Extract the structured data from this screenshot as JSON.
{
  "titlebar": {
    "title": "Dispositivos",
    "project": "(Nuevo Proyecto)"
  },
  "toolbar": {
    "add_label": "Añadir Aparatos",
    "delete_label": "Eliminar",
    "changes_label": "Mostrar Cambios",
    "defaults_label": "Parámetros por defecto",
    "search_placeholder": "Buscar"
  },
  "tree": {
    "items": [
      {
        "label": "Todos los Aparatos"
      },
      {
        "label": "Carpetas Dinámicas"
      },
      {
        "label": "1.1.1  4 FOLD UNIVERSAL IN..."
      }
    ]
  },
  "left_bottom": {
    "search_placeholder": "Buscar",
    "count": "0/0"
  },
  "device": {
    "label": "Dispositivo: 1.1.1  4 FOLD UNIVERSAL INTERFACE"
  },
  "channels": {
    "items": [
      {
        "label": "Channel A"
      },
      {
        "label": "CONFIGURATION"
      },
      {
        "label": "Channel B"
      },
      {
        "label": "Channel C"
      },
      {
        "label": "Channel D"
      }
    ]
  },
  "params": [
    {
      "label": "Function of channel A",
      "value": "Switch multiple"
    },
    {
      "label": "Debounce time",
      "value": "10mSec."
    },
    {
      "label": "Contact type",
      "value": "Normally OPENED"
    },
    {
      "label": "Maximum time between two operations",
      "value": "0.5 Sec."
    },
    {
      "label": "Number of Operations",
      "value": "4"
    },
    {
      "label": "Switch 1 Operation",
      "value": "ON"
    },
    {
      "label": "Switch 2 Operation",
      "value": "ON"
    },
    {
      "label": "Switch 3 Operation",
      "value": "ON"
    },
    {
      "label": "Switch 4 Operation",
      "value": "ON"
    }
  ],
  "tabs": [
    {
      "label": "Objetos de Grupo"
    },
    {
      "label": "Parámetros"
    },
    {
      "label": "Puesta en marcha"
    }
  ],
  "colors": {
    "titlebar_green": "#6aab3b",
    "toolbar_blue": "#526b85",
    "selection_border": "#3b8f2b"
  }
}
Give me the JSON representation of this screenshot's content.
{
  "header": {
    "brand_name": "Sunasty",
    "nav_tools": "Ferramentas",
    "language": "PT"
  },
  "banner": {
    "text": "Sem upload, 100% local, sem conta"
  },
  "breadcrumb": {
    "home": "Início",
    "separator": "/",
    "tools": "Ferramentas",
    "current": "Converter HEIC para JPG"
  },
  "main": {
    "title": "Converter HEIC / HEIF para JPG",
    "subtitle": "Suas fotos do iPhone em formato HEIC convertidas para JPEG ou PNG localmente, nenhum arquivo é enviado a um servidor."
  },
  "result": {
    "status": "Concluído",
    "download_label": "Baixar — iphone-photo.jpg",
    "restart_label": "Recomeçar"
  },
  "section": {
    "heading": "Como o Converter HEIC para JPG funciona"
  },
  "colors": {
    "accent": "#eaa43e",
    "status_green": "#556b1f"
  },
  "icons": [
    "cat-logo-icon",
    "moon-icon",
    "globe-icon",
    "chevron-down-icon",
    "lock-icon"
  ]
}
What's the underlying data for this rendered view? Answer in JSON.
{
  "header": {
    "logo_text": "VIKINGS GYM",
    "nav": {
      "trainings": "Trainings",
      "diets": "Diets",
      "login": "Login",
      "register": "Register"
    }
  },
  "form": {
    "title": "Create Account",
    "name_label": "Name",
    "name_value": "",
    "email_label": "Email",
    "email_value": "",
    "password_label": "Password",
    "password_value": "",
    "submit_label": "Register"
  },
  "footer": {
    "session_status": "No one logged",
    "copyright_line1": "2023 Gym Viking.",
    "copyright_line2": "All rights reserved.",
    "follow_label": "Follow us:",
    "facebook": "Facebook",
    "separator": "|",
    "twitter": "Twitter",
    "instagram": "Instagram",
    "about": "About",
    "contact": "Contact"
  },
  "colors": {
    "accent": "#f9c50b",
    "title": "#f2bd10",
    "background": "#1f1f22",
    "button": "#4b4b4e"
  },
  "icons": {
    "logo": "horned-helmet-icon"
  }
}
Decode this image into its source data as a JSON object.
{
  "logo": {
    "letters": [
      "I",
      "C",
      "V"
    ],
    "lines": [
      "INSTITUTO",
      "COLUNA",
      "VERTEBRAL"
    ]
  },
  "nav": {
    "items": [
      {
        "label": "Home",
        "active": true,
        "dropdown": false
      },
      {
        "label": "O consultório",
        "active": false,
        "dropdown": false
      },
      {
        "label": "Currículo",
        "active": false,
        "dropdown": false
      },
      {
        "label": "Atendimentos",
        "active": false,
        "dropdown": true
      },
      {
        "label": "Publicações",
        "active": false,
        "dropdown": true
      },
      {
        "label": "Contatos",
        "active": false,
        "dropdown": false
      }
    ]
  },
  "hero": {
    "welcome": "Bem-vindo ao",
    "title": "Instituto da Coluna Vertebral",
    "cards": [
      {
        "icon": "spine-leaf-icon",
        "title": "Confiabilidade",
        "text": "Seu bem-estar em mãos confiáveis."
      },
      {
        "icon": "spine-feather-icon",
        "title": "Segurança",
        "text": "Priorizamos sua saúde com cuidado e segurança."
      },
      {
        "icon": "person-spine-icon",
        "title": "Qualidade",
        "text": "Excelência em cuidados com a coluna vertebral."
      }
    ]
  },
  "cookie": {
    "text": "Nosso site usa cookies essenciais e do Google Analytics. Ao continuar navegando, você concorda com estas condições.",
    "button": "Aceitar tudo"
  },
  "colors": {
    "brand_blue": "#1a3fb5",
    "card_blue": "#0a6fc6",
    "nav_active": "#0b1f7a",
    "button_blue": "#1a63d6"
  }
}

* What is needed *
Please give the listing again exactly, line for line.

* Completed task *
Extract the structured data from this screenshot as JSON.
{
  "titlebar": {
    "title": "Dispositivos",
    "project": "(Nuevo Proyecto)"
  },
  "toolbar": {
    "add_label": "Añadir Aparatos",
    "delete_label": "Eliminar",
    "changes_label": "Mostrar Cambios",
    "defaults_label": "Parámetros por defecto",
    "search_placeholder": "Buscar"
  },
  "tree": {
    "items": [
      {
        "label": "Todos los Aparatos"
      },
      {
        "label": "Carpetas Dinámicas"
      },
      {
        "label": "1.1.1  4 FOLD UNIVERSAL IN..."
      }
    ]
  },
  "left_bottom": {
    "search_placeholder": "Buscar",
    "count": "0/0"
  },
  "device": {
    "label": "Dispositivo: 1.1.1  4 FOLD UNIVERSAL INTERFACE"
  },
  "channels": {
    "items": [
      {
        "label": "Channel A"
      },
      {
        "label": "CONFIGURATION"
      },
      {
        "label": "Channel B"
      },
      {
        "label": "Channel C"
      },
      {
        "label": "Channel D"
      }
    ]
  },
  "params": [
    {
      "label": "Function of channel A",
      "value": "Switch multiple"
    },
    {
      "label": "Debounce time",
      "value": "10mSec."
    },
    {
      "label": "Contact type",
      "value": "Normally OPENED"
    },
    {
      "label": "Maximum time between two operations",
      "value": "0.5 Sec."
    },
    {
      "label": "Number of Operations",
      "value": "4"
    },
    {
      "label": "Switch 1 Operation",
      "value": "ON"
    },
    {
      "label": "Switch 2 Operation",
      "value": "ON"
    },
    {
      "label": "Switch 3 Operation",
      "value": "ON"
    },
    {
      "label": "Switch 4 Operation",
      "value": "ON"
    }
  ],
  "tabs": [
    {
      "label": "Objetos de Grupo"
    },
    {
      "label": "Parámetros"
    },
    {
      "label": "Puesta en marcha"
    }
  ],
  "colors": {
    "titlebar_green": "#6aab3b",
    "toolbar_blue": "#526b85",
    "selection_border": "#3b8f2b"
  }
}
Give me the JSON representation of this screenshot's content.
{
  "header": {
    "brand_name": "Sunasty",
    "nav_tools": "Ferramentas",
    "language": "PT"
  },
  "banner": {
    "text": "Sem upload, 100% local, sem conta"
  },
  "breadcrumb": {
    "home": "Início",
    "separator": "/",
    "tools": "Ferramentas",
    "current": "Converter HEIC para JPG"
  },
  "main": {
    "title": "Converter HEIC / HEIF para JPG",
    "subtitle": "Suas fotos do iPhone em formato HEIC convertidas para JPEG ou PNG localmente, nenhum arquivo é enviado a um servidor."
  },
  "result": {
    "status": "Concluído",
    "download_label": "Baixar — iphone-photo.jpg",
    "restart_label": "Recomeçar"
  },
  "section": {
    "heading": "Como o Converter HEIC para JPG funciona"
  },
  "colors": {
    "accent": "#eaa43e",
    "status_green": "#556b1f"
  },
  "icons": [
    "cat-logo-icon",
    "moon-icon",
    "globe-icon",
    "chevron-down-icon",
    "lock-icon"
  ]
}
What's the underlying data for this rendered view? Answer in JSON.
{
  "header": {
    "logo_text": "VIKINGS GYM",
    "nav": {
      "trainings": "Trainings",
      "diets": "Diets",
      "login": "Login",
      "register": "Register"
    }
  },
  "form": {
    "title": "Create Account",
    "name_label": "Name",
    "name_value": "",
    "email_label": "Email",
    "email_value": "",
    "password_label": "Password",
    "password_value": "",
    "submit_label": "Register"
  },
  "footer": {
    "session_status": "No one logged",
    "copyright_line1": "2023 Gym Viking.",
    "copyright_line2": "All rights reserved.",
    "follow_label": "Follow us:",
    "facebook": "Facebook",
    "separator": "|",
    "twitter": "Twitter",
    "instagram": "Instagram",
    "about": "About",
    "contact": "Contact"
  },
  "colors": {
    "accent": "#f9c50b",
    "title": "#f2bd10",
    "background": "#1f1f22",
    "button": "#4b4b4e"
  },
  "icons": {
    "logo": "horned-helmet-icon"
  }
}
Decode this image into its source data as a JSON object.
{
  "logo": {
    "letters": [
      "I",
      "C",
      "V"
    ],
    "lines": [
      "INSTITUTO",
      "COLUNA",
      "VERTEBRAL"
    ]
  },
  "nav": {
    "items": [
      {
        "label": "Home",
        "active": true,
        "dropdown": false
      },
      {
        "label": "O consultório",
        "active": false,
        "dropdown": false
      },
      {
        "label": "Currículo",
        "active": false,
        "dropdown": false
      },
      {
        "label": "Atendimentos",
        "active": false,
        "dropdown": true
      },
      {
        "label": "Publicações",
        "active": false,
        "dropdown": true
      },
      {
        "label": "Contatos",
        "active": false,
        "dropdown": false
      }
    ]
  },
  "hero": {
    "welcome": "Bem-vindo ao",
    "title": "Instituto da Coluna Vertebral",
    "cards": [
      {
        "icon": "spine-leaf-icon",
        "title": "Confiabilidade",
        "text": "Seu bem-estar em mãos confiáveis."
      },
      {
        "icon": "spine-feather-icon",
        "title": "Segurança",
        "text": "Priorizamos sua saúde com cuidado e segurança."
      },
      {
        "icon": "person-spine-icon",
        "title": "Qualidade",
        "text": "Excelência em cuidados com a coluna vertebral."
      }
    ]
  },
  "cookie": {
    "text": "Nosso site usa cookies essenciais e do Google Analytics. Ao continuar navegando, você concorda com estas condições.",
    "button": "Aceitar tudo"
  },
  "colors": {
    "brand_blue": "#1a3fb5",
    "card_blue": "#0a6fc6",
    "nav_active": "#0b1f7a",
    "button_blue": "#1a63d6"
  }
}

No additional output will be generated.